§ **To do**:
What lines of the data below hold "this"? Show them.

§ **Data under study**:
--- START ---

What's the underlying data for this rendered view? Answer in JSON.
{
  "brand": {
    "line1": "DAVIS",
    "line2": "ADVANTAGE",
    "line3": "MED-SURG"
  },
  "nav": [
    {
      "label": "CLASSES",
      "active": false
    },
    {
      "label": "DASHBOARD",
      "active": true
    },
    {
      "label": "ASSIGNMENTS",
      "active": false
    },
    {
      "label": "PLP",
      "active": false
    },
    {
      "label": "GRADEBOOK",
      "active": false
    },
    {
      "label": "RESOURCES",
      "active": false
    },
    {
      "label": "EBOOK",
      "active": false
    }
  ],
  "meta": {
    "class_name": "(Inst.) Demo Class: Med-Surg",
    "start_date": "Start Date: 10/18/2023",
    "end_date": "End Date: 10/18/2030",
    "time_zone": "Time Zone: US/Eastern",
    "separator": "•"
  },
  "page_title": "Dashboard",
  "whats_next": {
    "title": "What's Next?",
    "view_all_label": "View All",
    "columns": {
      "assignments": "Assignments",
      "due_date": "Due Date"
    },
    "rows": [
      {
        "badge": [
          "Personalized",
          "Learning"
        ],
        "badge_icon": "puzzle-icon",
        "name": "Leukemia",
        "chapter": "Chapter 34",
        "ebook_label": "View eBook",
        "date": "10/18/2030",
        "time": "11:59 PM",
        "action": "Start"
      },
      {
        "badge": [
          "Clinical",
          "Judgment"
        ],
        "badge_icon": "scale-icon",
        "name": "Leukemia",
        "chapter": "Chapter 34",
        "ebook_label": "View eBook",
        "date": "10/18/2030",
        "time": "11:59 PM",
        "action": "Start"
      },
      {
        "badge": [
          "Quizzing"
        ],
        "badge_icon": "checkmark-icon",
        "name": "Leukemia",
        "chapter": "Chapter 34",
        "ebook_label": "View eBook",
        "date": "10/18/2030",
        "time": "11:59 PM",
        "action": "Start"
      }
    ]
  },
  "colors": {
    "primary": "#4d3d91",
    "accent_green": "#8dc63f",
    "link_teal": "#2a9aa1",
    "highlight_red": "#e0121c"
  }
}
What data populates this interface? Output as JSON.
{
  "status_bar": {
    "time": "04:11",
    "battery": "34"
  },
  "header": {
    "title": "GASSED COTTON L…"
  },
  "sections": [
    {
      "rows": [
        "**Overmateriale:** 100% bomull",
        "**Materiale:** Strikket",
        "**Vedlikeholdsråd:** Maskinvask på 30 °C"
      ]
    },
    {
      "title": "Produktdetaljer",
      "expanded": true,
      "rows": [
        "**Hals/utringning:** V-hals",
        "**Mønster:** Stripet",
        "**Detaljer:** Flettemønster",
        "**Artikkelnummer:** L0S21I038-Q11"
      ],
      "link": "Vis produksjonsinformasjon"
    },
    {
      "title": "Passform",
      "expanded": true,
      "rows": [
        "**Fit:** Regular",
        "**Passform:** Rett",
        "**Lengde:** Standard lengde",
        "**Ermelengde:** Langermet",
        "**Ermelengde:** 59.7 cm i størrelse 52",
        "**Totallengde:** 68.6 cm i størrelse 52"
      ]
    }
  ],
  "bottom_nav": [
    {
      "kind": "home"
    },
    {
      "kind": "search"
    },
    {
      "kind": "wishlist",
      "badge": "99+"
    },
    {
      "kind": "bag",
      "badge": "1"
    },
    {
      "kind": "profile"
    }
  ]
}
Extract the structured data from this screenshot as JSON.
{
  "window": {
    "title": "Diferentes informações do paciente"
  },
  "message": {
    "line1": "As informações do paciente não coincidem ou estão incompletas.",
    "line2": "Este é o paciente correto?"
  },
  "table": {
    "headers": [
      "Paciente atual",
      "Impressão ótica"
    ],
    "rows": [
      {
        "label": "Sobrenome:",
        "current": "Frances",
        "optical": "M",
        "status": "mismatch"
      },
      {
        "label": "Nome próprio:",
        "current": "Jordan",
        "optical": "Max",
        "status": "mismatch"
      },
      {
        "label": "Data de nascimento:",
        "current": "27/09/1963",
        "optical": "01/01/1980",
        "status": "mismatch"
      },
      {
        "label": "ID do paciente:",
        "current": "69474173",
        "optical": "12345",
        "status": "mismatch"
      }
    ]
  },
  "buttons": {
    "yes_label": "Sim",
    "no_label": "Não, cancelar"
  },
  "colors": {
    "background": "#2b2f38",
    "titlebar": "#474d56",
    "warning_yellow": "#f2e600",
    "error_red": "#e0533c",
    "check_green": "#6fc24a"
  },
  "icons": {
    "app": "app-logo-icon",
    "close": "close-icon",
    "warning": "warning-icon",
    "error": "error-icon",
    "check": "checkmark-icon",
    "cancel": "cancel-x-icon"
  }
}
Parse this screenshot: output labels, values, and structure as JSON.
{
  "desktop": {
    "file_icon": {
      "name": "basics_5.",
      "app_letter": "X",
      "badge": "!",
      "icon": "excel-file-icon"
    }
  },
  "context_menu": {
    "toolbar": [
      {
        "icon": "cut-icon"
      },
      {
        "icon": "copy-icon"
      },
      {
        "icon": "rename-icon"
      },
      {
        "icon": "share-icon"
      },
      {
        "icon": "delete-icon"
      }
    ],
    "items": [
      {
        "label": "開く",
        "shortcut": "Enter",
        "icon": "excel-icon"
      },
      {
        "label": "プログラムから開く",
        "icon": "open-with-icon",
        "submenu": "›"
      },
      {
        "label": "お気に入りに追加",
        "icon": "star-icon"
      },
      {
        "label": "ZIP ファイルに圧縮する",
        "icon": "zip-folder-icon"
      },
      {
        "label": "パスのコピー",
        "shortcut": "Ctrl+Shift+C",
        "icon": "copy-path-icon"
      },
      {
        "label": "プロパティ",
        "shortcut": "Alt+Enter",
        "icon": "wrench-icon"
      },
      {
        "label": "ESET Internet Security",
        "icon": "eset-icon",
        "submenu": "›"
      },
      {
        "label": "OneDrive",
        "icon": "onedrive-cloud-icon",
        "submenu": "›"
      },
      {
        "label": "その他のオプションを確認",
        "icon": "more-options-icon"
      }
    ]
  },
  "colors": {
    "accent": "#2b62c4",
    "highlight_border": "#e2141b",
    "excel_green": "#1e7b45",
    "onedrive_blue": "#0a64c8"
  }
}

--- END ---

§ **Exercise response**:
What's the underlying data for this rendered view? Answer in JSON.
What data populates this interface? Output as JSON.
Extract the structured data from this screenshot as JSON.
Parse this screenshot: output labels, values, and structure as JSON.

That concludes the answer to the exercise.